So what's causing the signal? The current hypothesis is that the powerful radio waves are being generated as the planet's magnetic field barges through the plasma spewed out by its star.

For this reason, YZ Ceti b – with its very short orbit – is a prime candidate to pick up a magnetic field, interacting with its star more frequently and violently to generate radio waves strong enough to be detectable all the way from Earth.

"We're looking for planets that are really close to their stars and are a similar size to Earth. These planets are way too close to their stars to be somewhere you could live, but because they are so close the planet is kind of plowing through a bunch of stuff coming off the star," said Villadsen.

"If the planet has a magnetic field and it plows through enough star stuff, it will cause the star to emit bright radio waves."

This is essentially what the team saw: across five observing periods, Villadsen and Pineda found powerful radio signals blasted out by YZ Ceti, almost in sync with the orbital period of YZ Ceti b, which indicates that it's the interaction between the planet and the star creating them.

Based on the strength of the radio waves, the team were able to show that they could be explained by the planet having a magnetic field. If confirmed, it would be the first rocky, Earth-sized exoplanet shown to have one.

But even though the evidence so far is compelling, there's still not enough to rule out that something else is causing the stellar radio waves.

There's also the fact that the radio waves were "nearly" (but not perfectly) lined up with the planet's orbital period to consider.

This could be caused by a tilt in the planet's magnetic field, the team explain in their paper, similar to the tilt in Jupiter's magnetic field. But further observations are needed before we know for sure what we're seeing.

"It's going to be a lot of follow-up work before a really strong confirmation of radio waves caused by a planet comes out," Villadsen told the National Science Foundation.

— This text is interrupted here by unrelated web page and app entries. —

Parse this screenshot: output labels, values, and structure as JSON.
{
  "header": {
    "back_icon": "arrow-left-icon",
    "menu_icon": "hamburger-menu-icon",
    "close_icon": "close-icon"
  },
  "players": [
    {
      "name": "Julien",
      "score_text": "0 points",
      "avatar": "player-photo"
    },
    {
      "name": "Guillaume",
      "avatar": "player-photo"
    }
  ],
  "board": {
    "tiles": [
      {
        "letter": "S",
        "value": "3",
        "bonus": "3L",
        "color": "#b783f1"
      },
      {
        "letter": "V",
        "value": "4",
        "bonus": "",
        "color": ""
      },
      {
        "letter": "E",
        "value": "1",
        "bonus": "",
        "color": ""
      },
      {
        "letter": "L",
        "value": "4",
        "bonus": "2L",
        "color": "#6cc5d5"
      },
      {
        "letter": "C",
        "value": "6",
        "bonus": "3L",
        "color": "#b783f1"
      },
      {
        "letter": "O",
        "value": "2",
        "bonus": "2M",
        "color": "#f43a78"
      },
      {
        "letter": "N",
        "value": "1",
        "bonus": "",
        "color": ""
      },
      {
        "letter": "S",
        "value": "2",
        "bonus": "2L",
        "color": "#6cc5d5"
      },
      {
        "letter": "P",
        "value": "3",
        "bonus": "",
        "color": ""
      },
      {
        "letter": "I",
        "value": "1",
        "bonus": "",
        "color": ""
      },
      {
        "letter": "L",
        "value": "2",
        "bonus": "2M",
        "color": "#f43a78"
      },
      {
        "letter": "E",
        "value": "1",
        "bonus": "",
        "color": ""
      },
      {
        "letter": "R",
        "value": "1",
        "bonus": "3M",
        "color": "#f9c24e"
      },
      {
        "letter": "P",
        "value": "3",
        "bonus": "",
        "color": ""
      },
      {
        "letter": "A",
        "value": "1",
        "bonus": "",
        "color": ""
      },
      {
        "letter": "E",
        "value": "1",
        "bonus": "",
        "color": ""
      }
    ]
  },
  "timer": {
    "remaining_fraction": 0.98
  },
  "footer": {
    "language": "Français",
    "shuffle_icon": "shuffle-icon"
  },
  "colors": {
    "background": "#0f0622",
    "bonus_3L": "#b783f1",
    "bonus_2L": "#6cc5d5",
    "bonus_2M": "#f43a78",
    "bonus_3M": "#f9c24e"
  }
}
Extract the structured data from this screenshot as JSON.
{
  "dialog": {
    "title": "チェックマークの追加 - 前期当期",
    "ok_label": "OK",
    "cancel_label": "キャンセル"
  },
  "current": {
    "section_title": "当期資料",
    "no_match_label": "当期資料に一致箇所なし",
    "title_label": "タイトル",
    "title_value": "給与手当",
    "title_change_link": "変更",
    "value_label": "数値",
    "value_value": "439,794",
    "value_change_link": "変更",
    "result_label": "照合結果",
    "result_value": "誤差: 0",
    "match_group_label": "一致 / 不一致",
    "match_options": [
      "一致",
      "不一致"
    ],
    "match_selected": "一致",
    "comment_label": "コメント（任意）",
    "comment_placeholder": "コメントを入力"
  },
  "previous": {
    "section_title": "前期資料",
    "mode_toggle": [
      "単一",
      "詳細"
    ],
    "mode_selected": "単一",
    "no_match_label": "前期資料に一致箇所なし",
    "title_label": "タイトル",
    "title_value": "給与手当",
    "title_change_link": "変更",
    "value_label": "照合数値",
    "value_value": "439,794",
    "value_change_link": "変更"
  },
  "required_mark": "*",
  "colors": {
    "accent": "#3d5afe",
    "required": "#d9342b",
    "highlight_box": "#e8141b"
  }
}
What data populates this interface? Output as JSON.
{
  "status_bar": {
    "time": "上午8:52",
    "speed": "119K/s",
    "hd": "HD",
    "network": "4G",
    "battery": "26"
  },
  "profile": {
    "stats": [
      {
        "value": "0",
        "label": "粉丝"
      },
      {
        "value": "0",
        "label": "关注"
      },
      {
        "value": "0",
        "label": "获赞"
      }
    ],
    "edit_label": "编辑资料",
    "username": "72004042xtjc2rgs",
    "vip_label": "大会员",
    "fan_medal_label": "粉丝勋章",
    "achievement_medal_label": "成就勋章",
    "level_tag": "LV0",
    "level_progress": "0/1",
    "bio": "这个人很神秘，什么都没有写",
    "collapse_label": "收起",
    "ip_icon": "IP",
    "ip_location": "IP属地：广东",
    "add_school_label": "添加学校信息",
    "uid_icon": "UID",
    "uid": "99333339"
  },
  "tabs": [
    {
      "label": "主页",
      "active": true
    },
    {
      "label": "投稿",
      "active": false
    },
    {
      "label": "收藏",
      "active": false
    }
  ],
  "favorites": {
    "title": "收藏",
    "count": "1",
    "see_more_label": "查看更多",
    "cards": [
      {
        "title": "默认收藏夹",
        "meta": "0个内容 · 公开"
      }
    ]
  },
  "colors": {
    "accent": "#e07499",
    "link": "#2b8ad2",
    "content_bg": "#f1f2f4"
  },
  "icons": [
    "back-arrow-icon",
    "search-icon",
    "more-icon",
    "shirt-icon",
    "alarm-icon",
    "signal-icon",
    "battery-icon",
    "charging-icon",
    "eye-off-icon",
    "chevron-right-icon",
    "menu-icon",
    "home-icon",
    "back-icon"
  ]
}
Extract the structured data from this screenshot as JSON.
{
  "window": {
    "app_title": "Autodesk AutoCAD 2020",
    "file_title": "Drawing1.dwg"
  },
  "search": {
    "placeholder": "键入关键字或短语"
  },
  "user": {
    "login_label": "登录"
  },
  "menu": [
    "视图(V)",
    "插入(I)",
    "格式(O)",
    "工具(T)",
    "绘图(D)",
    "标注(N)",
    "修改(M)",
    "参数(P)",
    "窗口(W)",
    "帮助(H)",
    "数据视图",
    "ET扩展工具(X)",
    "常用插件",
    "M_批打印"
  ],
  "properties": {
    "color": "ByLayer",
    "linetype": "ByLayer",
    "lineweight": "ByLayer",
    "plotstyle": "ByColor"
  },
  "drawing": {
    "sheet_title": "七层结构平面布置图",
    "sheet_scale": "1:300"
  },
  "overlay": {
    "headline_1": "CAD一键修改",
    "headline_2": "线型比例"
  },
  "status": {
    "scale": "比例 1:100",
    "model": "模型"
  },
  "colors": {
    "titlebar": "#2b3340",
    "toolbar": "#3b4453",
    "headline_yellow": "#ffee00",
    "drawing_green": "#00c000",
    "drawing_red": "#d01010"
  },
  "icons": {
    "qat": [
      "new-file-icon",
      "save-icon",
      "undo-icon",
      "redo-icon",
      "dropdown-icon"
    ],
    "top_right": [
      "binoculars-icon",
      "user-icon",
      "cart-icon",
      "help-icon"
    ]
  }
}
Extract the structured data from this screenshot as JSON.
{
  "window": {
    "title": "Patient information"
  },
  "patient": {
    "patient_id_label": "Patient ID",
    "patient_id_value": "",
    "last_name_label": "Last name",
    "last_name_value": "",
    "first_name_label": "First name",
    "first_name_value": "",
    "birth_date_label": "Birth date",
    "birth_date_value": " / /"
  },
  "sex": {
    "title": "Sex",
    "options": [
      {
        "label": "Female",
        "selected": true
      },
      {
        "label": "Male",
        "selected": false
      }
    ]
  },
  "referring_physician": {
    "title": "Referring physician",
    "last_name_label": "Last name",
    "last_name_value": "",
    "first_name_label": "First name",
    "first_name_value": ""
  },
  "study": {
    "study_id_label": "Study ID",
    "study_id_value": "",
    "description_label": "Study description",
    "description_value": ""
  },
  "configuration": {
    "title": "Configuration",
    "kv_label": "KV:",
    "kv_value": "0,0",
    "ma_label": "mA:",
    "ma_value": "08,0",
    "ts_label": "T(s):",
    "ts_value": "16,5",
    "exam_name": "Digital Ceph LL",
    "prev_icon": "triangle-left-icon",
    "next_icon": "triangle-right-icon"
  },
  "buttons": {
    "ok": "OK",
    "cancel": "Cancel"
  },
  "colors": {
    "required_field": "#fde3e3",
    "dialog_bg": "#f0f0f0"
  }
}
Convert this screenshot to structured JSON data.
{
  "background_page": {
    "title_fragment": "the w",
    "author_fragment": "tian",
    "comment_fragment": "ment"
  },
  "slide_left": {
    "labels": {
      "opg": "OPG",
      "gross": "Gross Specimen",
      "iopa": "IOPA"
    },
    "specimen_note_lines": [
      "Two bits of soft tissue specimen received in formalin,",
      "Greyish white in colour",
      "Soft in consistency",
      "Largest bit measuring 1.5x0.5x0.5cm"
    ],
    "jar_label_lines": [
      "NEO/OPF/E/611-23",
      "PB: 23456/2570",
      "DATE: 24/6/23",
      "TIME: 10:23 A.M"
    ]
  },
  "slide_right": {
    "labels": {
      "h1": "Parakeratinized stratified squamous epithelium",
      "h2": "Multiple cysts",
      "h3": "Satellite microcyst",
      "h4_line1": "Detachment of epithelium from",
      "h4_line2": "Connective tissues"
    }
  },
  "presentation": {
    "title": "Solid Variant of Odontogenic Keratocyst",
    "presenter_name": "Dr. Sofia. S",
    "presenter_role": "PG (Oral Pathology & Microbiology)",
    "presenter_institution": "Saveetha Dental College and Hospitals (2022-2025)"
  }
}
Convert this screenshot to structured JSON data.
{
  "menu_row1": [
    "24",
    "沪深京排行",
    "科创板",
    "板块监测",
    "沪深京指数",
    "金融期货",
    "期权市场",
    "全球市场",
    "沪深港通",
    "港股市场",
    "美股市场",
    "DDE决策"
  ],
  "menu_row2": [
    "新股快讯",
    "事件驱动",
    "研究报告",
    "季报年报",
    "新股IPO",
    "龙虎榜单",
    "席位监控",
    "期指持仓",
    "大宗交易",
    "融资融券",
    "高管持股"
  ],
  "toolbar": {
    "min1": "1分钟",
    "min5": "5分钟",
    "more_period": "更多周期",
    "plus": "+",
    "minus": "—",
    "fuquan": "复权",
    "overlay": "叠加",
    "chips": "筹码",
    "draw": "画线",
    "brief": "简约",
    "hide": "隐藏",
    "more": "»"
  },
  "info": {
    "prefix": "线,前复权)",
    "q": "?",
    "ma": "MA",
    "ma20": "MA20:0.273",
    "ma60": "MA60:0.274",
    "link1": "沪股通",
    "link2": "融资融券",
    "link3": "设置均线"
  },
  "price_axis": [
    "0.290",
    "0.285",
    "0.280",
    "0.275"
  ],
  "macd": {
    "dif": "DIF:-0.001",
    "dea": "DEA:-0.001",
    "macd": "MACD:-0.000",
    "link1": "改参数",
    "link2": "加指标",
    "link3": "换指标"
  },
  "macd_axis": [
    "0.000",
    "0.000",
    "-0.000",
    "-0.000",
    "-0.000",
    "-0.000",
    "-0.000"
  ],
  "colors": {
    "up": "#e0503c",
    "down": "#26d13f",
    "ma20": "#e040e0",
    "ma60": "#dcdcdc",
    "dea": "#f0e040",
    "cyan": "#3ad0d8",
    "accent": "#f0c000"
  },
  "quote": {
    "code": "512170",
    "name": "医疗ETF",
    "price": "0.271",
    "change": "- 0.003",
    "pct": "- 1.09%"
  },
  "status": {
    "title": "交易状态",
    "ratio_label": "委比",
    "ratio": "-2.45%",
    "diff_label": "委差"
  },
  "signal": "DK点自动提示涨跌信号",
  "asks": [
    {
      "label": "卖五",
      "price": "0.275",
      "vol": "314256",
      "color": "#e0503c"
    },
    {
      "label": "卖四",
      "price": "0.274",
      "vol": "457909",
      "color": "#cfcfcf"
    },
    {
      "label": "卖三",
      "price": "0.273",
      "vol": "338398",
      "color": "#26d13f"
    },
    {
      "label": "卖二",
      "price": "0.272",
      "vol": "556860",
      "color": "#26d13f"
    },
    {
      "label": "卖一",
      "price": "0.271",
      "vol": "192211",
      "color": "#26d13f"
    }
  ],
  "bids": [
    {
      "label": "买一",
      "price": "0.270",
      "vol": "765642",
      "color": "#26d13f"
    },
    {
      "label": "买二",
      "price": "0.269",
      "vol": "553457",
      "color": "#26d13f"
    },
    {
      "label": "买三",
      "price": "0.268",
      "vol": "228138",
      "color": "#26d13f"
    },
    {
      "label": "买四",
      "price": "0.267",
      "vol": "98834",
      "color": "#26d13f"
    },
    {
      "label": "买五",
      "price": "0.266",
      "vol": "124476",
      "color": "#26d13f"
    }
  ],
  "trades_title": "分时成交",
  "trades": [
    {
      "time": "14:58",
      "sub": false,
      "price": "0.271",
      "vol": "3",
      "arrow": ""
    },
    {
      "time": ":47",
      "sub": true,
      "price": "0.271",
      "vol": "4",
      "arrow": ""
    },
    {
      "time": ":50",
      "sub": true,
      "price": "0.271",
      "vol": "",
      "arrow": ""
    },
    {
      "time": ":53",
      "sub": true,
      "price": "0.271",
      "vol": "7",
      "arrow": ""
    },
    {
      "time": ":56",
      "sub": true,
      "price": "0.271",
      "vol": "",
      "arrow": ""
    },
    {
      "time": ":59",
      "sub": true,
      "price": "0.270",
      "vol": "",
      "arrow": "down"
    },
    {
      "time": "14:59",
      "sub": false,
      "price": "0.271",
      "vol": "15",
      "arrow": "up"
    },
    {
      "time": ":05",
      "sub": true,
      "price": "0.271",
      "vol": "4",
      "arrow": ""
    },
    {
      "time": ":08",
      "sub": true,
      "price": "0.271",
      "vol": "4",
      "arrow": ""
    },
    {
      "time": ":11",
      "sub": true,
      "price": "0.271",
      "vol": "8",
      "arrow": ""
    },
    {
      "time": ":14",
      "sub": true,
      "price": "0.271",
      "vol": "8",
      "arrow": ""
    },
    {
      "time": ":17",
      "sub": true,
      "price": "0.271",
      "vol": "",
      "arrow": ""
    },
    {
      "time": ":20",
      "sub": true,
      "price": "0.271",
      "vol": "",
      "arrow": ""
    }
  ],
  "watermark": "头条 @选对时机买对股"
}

"Once we show that this is really happening, we'll be able to do it more systematically. We're at the beginning of it."

Thankfully there are new radio facilities coming online all the time and so our ability to 'listen' to the stars is getting better and better. It's only a matter of time before we pinpoint a planet that has what we're looking for – a magnetic field that reminds us of home.

The research has been published in Nature Astronomy.